The House With the Wraparound Porch

Here is the description of the book:

Along an elm-canopied boulevard rising from a quaint Finger Lakes village stands a magnificent Queen Anne-style house. In the summer of 1920, when Mame McGrath and her family move in across the street, she notices a catatonic young man rocking on its wraparound porch. Mame, a newly hired elementary school teacher, proclaims boldly that she can, and will, restore this man’s psyche-devastated by a drowning in Keuka Lake. What she doesn’t anticipate is that he and this house will become the center of her life.

The House With the Wraparound Porch weaves a riveting tale of the four generations to whom this home becomes more than a shelter from life’s storms. It houses their memories of triumphs and failures, of joys and sorrows that ripple across nine decades. Though many will move on, this house will always be a part of them, because it resides always within the deep heart’s core.

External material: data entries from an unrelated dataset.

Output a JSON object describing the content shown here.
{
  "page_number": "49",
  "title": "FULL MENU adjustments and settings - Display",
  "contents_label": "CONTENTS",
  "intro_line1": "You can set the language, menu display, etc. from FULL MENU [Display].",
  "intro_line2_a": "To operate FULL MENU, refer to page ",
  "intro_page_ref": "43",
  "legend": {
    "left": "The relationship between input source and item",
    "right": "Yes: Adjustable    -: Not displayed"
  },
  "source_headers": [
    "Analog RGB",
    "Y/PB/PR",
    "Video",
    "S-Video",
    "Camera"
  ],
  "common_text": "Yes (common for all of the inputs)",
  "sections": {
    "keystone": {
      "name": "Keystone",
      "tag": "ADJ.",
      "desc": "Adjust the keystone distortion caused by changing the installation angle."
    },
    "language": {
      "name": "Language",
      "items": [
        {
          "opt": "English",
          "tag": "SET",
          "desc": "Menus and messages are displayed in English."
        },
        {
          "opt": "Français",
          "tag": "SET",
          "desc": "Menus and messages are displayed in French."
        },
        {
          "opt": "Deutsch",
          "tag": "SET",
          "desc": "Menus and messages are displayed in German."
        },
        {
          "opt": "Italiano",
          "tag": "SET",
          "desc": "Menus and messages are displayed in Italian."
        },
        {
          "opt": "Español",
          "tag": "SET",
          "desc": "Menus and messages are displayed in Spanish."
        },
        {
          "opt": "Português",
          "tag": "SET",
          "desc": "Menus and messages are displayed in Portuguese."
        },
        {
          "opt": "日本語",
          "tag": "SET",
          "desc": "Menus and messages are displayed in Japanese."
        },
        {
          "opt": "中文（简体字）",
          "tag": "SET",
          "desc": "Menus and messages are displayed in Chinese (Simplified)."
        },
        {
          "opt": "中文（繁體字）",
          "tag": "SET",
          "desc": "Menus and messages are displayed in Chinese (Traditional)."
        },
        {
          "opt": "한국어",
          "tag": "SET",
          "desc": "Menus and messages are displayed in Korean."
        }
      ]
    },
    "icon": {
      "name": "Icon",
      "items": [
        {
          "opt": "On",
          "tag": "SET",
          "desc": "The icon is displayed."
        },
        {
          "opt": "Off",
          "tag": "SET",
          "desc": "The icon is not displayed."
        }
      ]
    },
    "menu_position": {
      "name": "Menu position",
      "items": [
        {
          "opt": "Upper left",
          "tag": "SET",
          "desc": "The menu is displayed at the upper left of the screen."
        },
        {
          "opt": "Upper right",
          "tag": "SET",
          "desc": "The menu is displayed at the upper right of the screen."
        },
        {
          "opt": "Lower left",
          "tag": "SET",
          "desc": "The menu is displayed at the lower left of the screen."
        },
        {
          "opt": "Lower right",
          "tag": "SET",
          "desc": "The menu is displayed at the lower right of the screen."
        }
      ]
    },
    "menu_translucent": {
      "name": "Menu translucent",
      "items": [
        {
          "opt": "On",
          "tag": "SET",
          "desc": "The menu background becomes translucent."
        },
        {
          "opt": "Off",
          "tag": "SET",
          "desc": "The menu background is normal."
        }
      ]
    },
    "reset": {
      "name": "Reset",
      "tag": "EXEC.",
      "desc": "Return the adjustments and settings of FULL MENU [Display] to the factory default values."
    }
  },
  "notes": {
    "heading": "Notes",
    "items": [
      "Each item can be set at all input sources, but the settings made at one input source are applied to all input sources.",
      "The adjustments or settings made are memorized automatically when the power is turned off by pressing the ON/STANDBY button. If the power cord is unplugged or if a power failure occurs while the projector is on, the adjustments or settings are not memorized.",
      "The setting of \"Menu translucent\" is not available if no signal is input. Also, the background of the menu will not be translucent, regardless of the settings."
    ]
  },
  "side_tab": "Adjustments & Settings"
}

Paperback from my Amazon eStore Paperback

Cover of my new novel

I’ve just completed designing the cover for my new novel. Stay tuned for publication information!


The House With the Wrap-Around PorchThank you readers for your patience as I finish the editing of my new novel, The House With the Wraparound Porch. Publication should be on track for sometime within the next month. Right now I’m doing a final edit before layout begins. Can’t wait to share this Finger Lakes-based family saga with you! Stay tuned….